With the Enhanced Community Quarantine in place, extended up to May 15, 2020, the continued suspension of public transportation has made it really challenging for medical frontliners to commute to their place of work, daily. While the government has provided shuttle services, their coverage is very limited.

This has become a problem for medical frontliners who need to get to work, but have no means of getting there. Granted, they can take their own motorcycle and will be waived through checkpoints when they show their ID. But what are they to do if they don't know how to ride and the shuttle servies do not pass near their place of residence?


Motorcycle rider, Michael Villanueva, had such a dilemma. Villanueva, from Tungko, Bulacan, was ticketed by the Metropolitan Manila Development Authority's (MMDA) traffic constables for violating social distancing protocols. In his defense, Villanueva was forced to take his sister-in-law, a nurse in one of the hospitals in Quezon City, as pillion. The government shuttle service for frontliners unfortunately doesn't go anywhere near where they live.

Naturally, he was flagged down for violating the no-backriding policy. After a brief discussion with the MMDA constables, he was given a ticket and was told to pay the fine at any of the authorized payment centers. His sister-in-law was forced to disembark and wait for a passing shuttle. 

As another 30-minutes or so had passed, his nurse sister-in-law, still unable to board a shuttle, was finally permitted by the MMDA constables to ride pillion so that she could report for work in the medical frontlines.

"Isakay muna lang muna sya, tutal na-ticketan ka na namin (You may take her as pillion, anyway, you have already been ticketed)," the officer said.

“Social distancing applies to all,” said the DOTr. Backriding is strictly not allowed. No exceptions.

Nonetheless, the DOTr clarified that frontliners may operate motorcycles during the quarantine. They cannot be a passenger or take on passengers.

"Hindi po pinagbabawalang gumamit ng motorsiklo ang mga frontliners o nasa essential travel. Ang ipinagbabawal po ay ang paggamit ng motorsiklo ng may angkas dahil labag po ito sa social distancing guidelines na ipinatutupad ng gobyerno (Motorcycle travel for frontliners, or those for essential travel are not prohibited. What's prohibited is the use of motorcycle with pillion or backride, because this goes against the social distancing guidelines being implemented by the government).”
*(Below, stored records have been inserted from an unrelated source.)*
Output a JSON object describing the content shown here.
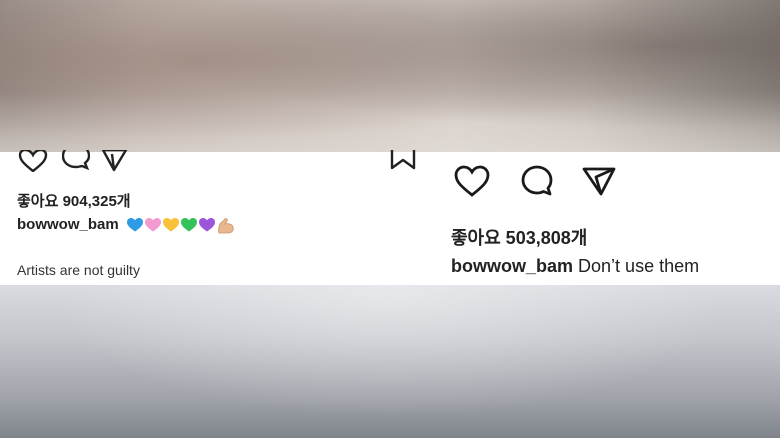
{
  "posts": [
    {
      "likes_label": "좋아요 904,325개",
      "username": "bowwow_bam",
      "caption_text": "",
      "emojis": [
        {
          "name": "blue-heart-icon",
          "color": "#2e9be6"
        },
        {
          "name": "pink-heart-icon",
          "color": "#f39ad0"
        },
        {
          "name": "yellow-heart-icon",
          "color": "#f7c23a"
        },
        {
          "name": "green-heart-icon",
          "color": "#35c25a"
        },
        {
          "name": "purple-heart-icon",
          "color": "#9b55d9"
        },
        {
          "name": "flexed-biceps-icon",
          "color": "#e9b88f"
        }
      ],
      "comment_text": "Artists are not guilty"
    },
    {
      "likes_label": "좋아요 503,808개",
      "username": "bowwow_bam",
      "caption_text": "Don’t use them"
    }
  ]
}
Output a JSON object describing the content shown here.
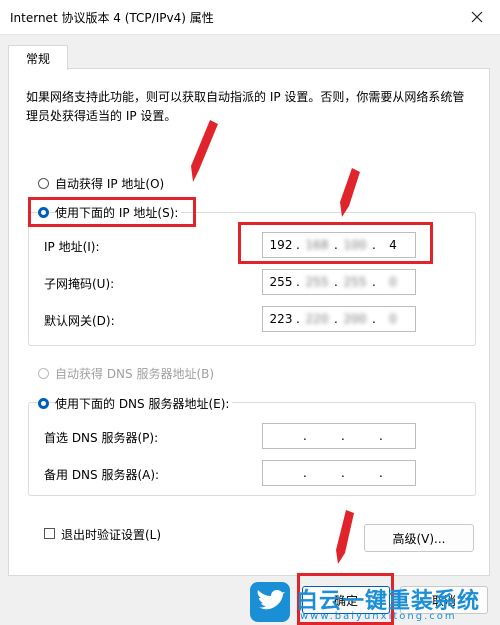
{
  "window": {
    "title": "Internet 协议版本 4 (TCP/IPv4) 属性"
  },
  "tab": {
    "label": "常规"
  },
  "intro_text": "如果网络支持此功能，则可以获取自动指派的 IP 设置。否则，你需要从网络系统管理员处获得适当的 IP 设置。",
  "ip": {
    "auto_label": "自动获得 IP 地址(O)",
    "manual_label": "使用下面的 IP 地址(S):",
    "fields": {
      "address_label": "IP 地址(I):",
      "address_values": [
        "192",
        "168",
        "100",
        "4"
      ],
      "subnet_label": "子网掩码(U):",
      "subnet_values": [
        "255",
        "255",
        "255",
        "0"
      ],
      "gateway_label": "默认网关(D):",
      "gateway_values": [
        "223",
        "220",
        "200",
        "0"
      ]
    }
  },
  "dns": {
    "auto_label": "自动获得 DNS 服务器地址(B)",
    "manual_label": "使用下面的 DNS 服务器地址(E):",
    "preferred_label": "首选 DNS 服务器(P):",
    "alternate_label": "备用 DNS 服务器(A):"
  },
  "validate_label": "退出时验证设置(L)",
  "buttons": {
    "advanced": "高级(V)...",
    "ok": "确定",
    "cancel": "取消"
  },
  "watermark": {
    "brand": "白云一键重装系统",
    "url": "www.baiyunxitong.com"
  },
  "colors": {
    "accent": "#005fb8",
    "highlight": "#e0242b",
    "brand_blue": "#1b8fd6"
  }
}
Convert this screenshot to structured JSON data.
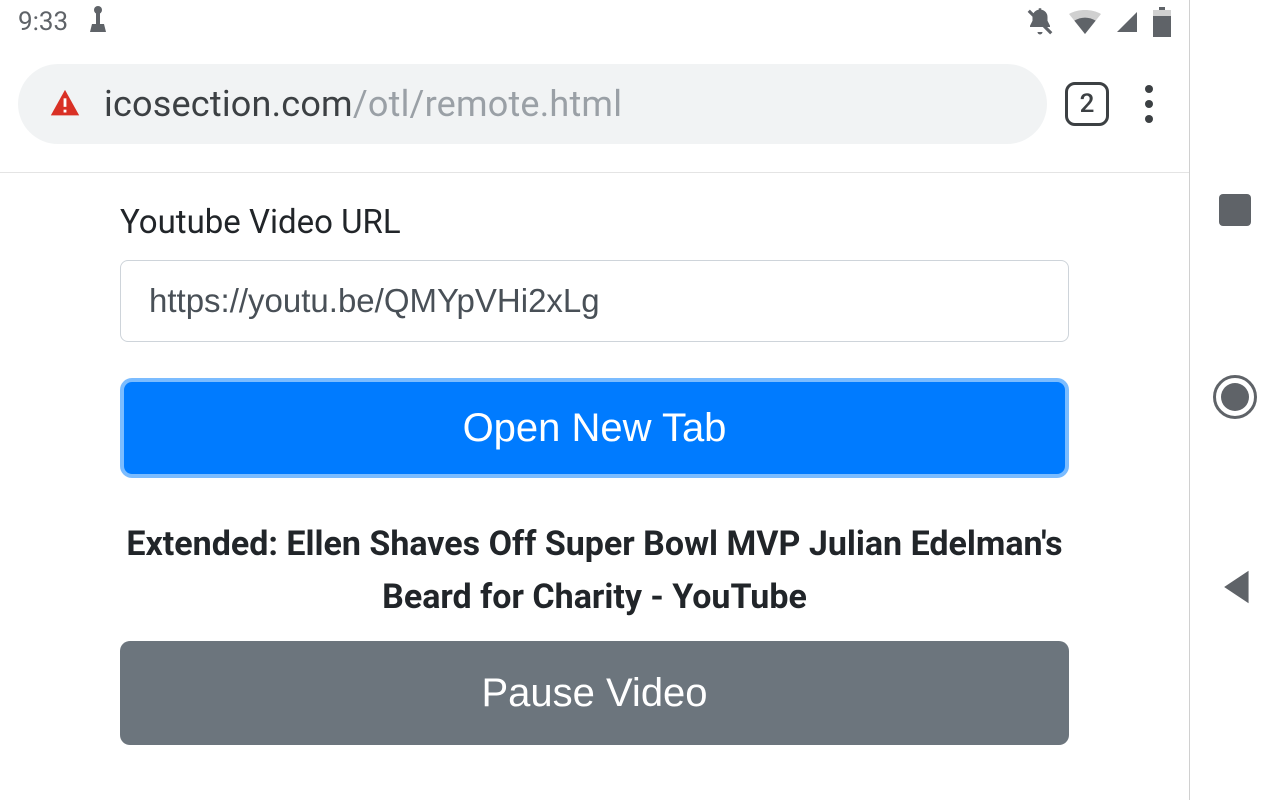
{
  "status": {
    "time": "9:33",
    "tab_count": "2"
  },
  "omnibox": {
    "url_host": "icosection.com",
    "url_path": "/otl/remote.html"
  },
  "page": {
    "label": "Youtube Video URL",
    "url_value": "https://youtu.be/QMYpVHi2xLg",
    "open_tab_label": "Open New Tab",
    "video_title": "Extended: Ellen Shaves Off Super Bowl MVP Julian Edelman's Beard for Charity - YouTube",
    "pause_label": "Pause Video"
  },
  "colors": {
    "primary": "#007bff",
    "secondary": "#6c757d",
    "warn": "#d93025"
  }
}
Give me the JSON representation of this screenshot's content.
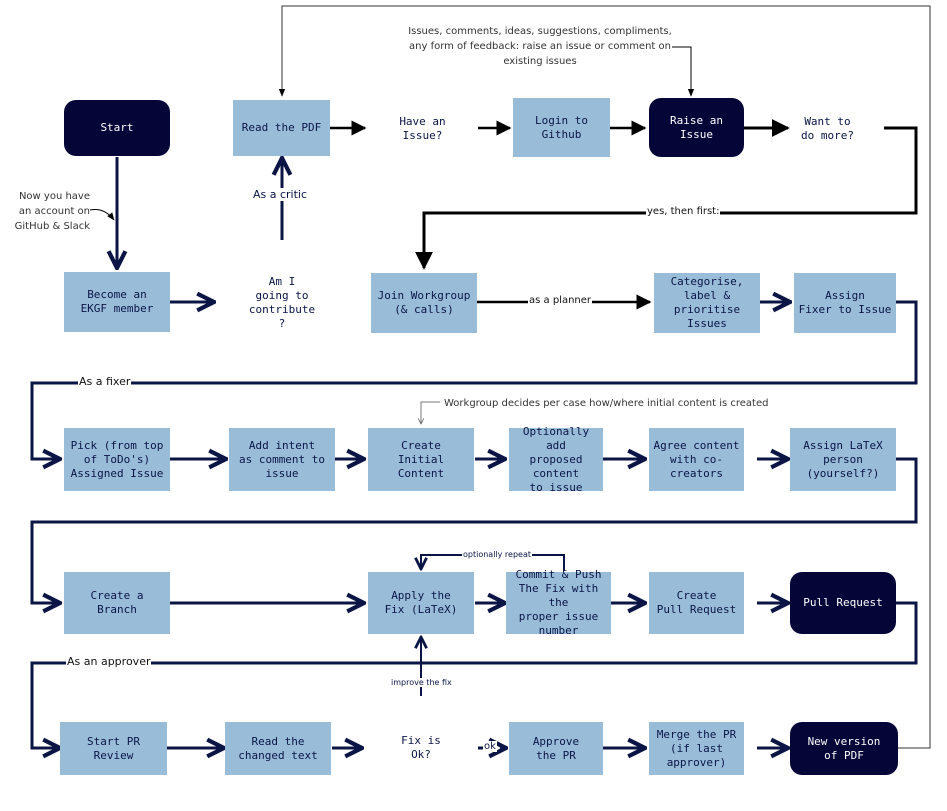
{
  "colors": {
    "process_fill": "#99bdd9",
    "terminal_fill": "#050538",
    "decision_fill": "#efbcbc",
    "edge_navy": "#0b1545",
    "edge_black": "#000000",
    "edge_gray": "#555555"
  },
  "nodes": {
    "start": "Start",
    "read_pdf": "Read the PDF",
    "have_issue": "Have an\nIssue?",
    "login_github": "Login to\nGithub",
    "raise_issue": "Raise an Issue",
    "want_more": "Want to\ndo more?",
    "become_member": "Become an\nEKGF member",
    "contribute": "Am I\ngoing to\ncontribute\n?",
    "join_workgroup": "Join Workgroup\n(& calls)",
    "categorise": "Categorise,\nlabel &\nprioritise\nIssues",
    "assign_fixer": "Assign\nFixer to Issue",
    "pick_issue": "Pick (from top\nof ToDo's)\nAssigned Issue",
    "add_intent": "Add intent\nas comment to\nissue",
    "create_content": "Create\nInitial Content",
    "optionally_add": "Optionally add\nproposed content\nto issue",
    "agree_content": "Agree content\nwith co-creators",
    "assign_latex": "Assign LaTeX\nperson\n(yourself?)",
    "create_branch": "Create a Branch",
    "apply_fix": "Apply the\nFix (LaTeX)",
    "commit_push": "Commit & Push\nThe Fix with the\nproper issue\nnumber",
    "create_pr": "Create\nPull Request",
    "pull_request": "Pull Request",
    "start_review": "Start PR\nReview",
    "read_changed": "Read the\nchanged text",
    "fix_ok": "Fix is\nOk?",
    "approve_pr": "Approve\nthe PR",
    "merge_pr": "Merge the PR\n(if last\napprover)",
    "new_version": "New version\nof PDF"
  },
  "edge_labels": {
    "as_critic": "As a critic",
    "yes_then_first": "yes, then first:",
    "as_planner": "as a planner",
    "as_fixer": "As a fixer",
    "as_approver": "As an approver",
    "optionally_repeat": "optionally repeat",
    "improve_fix": "improve the fix",
    "ok": "ok"
  },
  "notes": {
    "account": "Now you have\nan account on\nGitHub & Slack",
    "feedback": "Issues, comments, ideas, suggestions, compliments,\nany form of feedback: raise an issue or comment on\nexisting issues",
    "workgroup_decides": "Workgroup decides per case how/where initial content is created"
  }
}
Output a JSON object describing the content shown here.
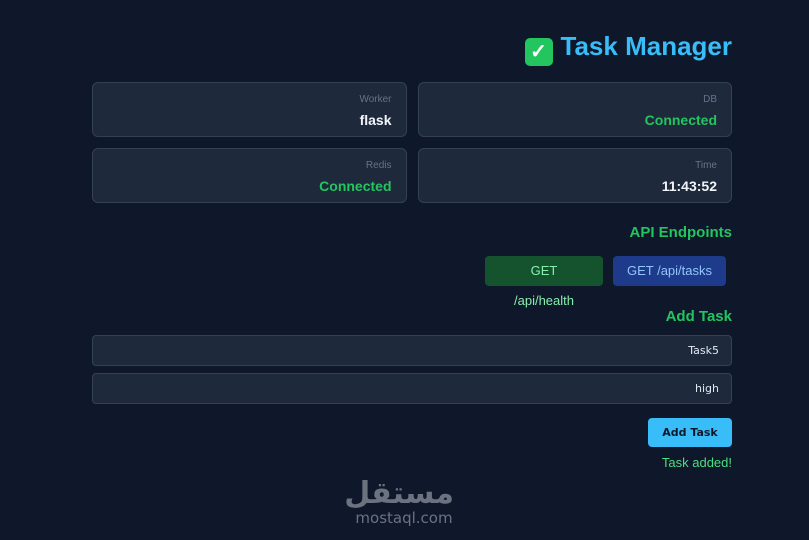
{
  "header": {
    "title": "Task Manager",
    "icon": "check-mark-icon"
  },
  "status_cards": [
    {
      "label": "DB",
      "value": "Connected",
      "color": "#22c55e"
    },
    {
      "label": "Worker",
      "value": "flask",
      "color": "#f1f5f9"
    },
    {
      "label": "Time",
      "value": "11:43:52",
      "color": "#f1f5f9"
    },
    {
      "label": "Redis",
      "value": "Connected",
      "color": "#22c55e"
    }
  ],
  "api": {
    "heading": "API Endpoints",
    "health": "GET /api/health",
    "tasks": "GET /api/tasks"
  },
  "add_task": {
    "heading": "Add Task",
    "name_value": "Task5",
    "priority_value": "high",
    "button": "Add Task",
    "message": "Task added!"
  },
  "watermark": {
    "arabic": "مستقل",
    "latin": "mostaql.com"
  }
}
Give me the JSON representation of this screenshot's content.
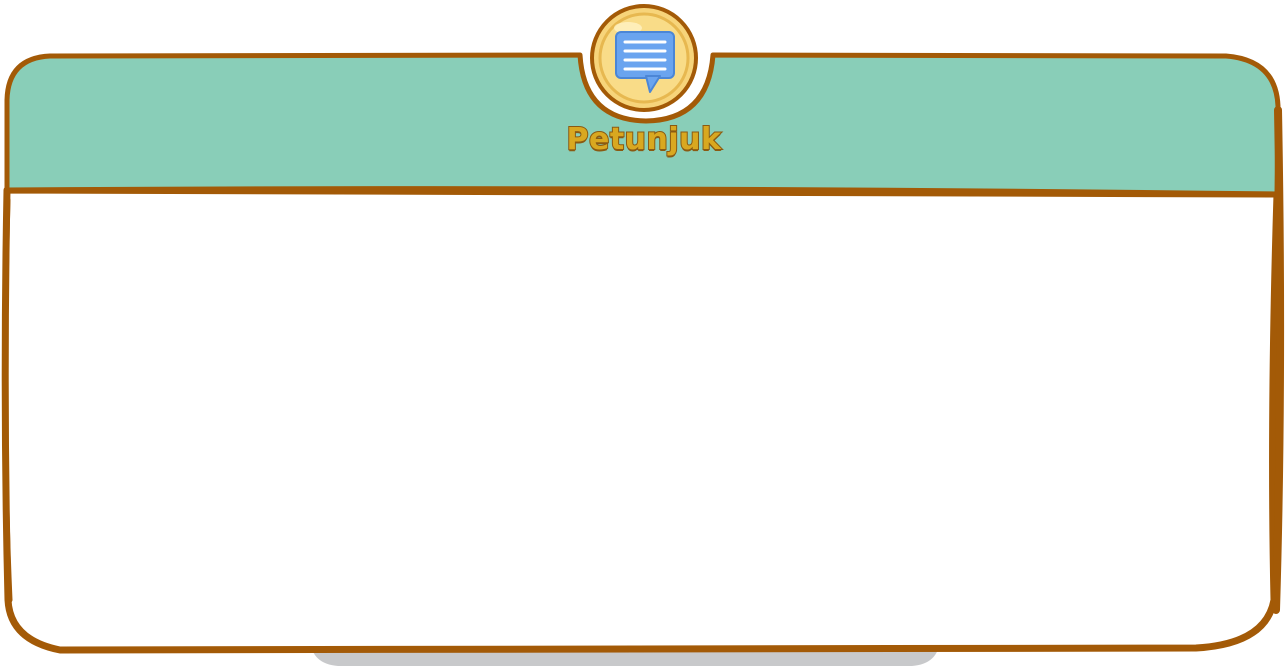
{
  "panel": {
    "title": "Petunjuk",
    "icon": "speech-bubble-icon",
    "body_text": ""
  },
  "colors": {
    "border": "#a35a07",
    "header_fill": "#89ceb8",
    "body_fill": "#ffffff",
    "badge_fill": "#f7d47a",
    "icon_fill": "#6aa4ef",
    "shadow": "#c8c9cb"
  }
}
Essential travel includes buying groceries, medicines, and other basic needs.

The Department of Interior and Local Government (DILG) Secretary, Eduardo Año, was interviewed on the issue of using tricycles to ferry health workers or household members to work a few weeks back. The DOTr again reiterated that the secretary's answer applies to the issue of motorcycles as well to avoid an enforcement nightmare. “I don't want the PNP and the AFP to check 100,000 tricycles every moment just to check who's riding. I'd rather have them focus their efforts on keeping people staying at home.”

There are individuals and groups, however, that have lent their electric kick scooter to select frontliners, like this e-scooter community. Suzuki Philippines, on the other hand, has also lent 10 units of their Raider J Crossover to the fronliners who are temporarily sheltered at the Office of the Vice President. Unfortunately, none of these efforts address frontliners outside the reach of shuttles without licenses or their own means of transport.